Q1. What is the root of Sri Lanka's conflict?

In many respects, the language problem drew the Sinhalese-Tamil conflict into Sri Lankan politics. The Sinhalese language, like the Buddhist faith, has to be at the top of the social hierarchy.

Q2. Why was Sri Lanka involved in a civil war?

The conflict pitted the Sinhalese-dominated Sri Lankan government against the rebel Liberation Tigers of Tamil Eelam (LTTE).

Q3. How much of the land is still occupied by the military?

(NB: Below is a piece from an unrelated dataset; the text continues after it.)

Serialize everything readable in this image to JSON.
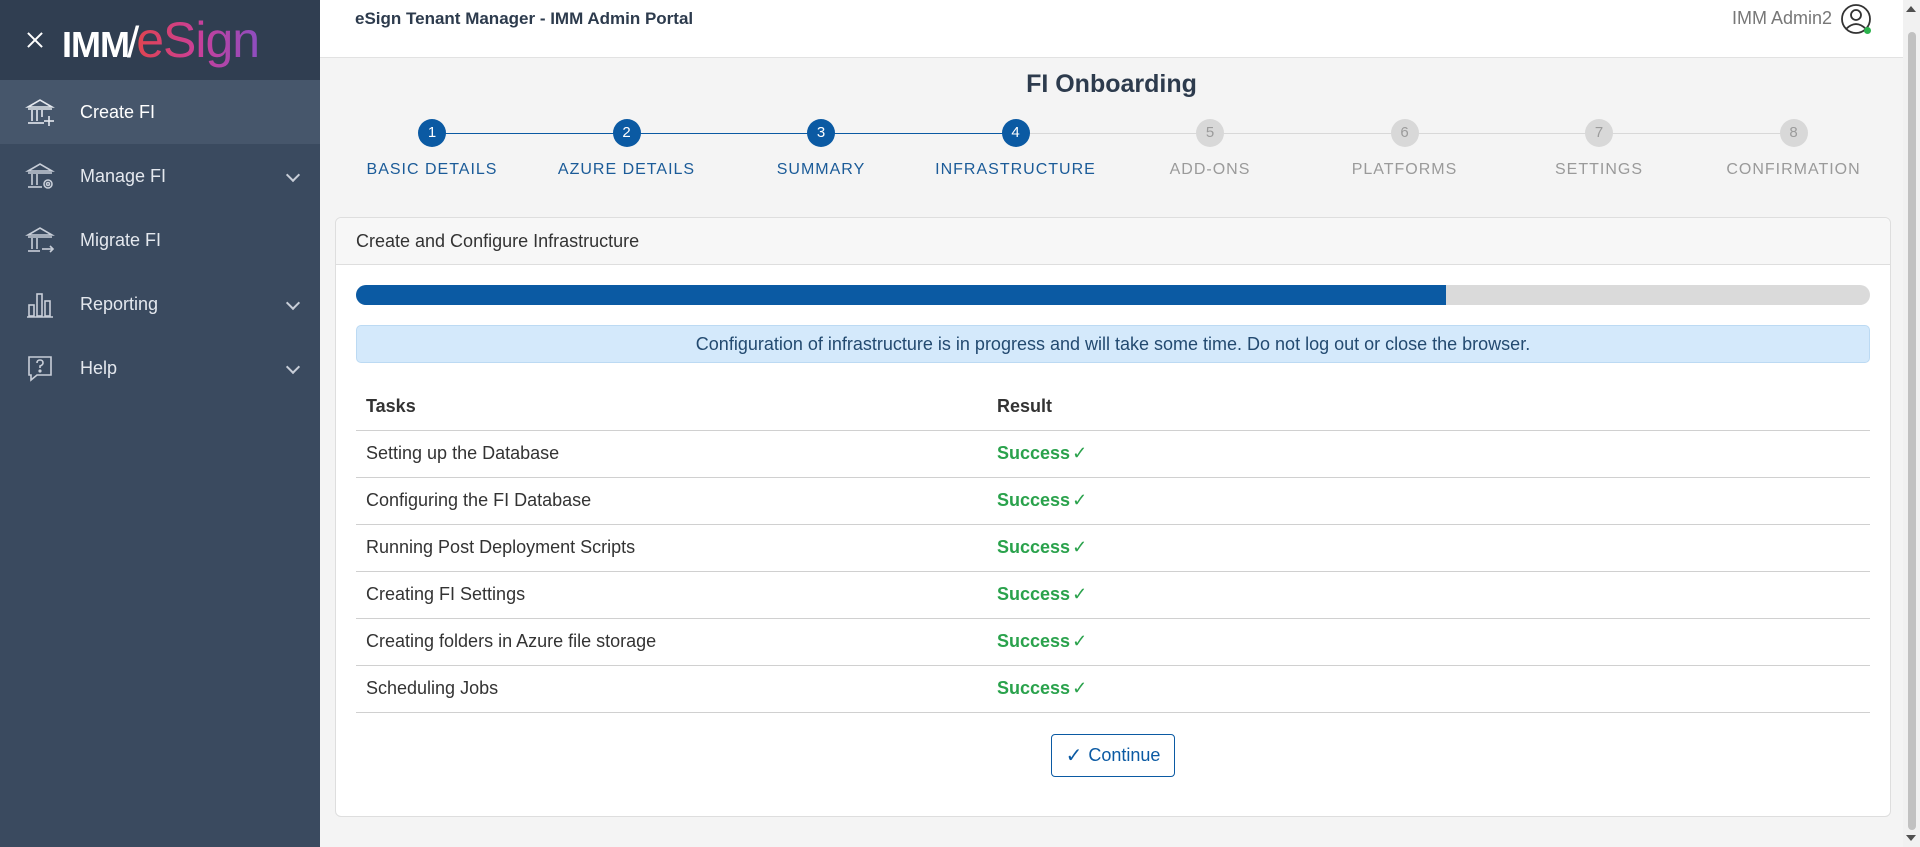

Large numbers of troops remain in the North and East 12 years after the war ended. The military has grabbed more than 16,910 acres of public and private land in the MullaithivuDistrict alone. Only 15 kilometres separate the villages of Alampil and Kokkilai in Mullaithivu, where there are at least seven Army camps and five naval bases. Despite the absence of conflict, military camps, structures, and restricted zones may be discovered in numerous locations where no one visiting the North East can walk freely.

Q4. What effect does military occupation have on people's livelihoods?

The military's ongoing presence endangers people's human rights, livelihoods, and daily lives.

For years, the Army has been involved in a variety of non-military endeavours, including large-scale land development, building projects, and business initiatives such as travel agencies, farms, vacation resorts, hotels, and a plethora of cafes.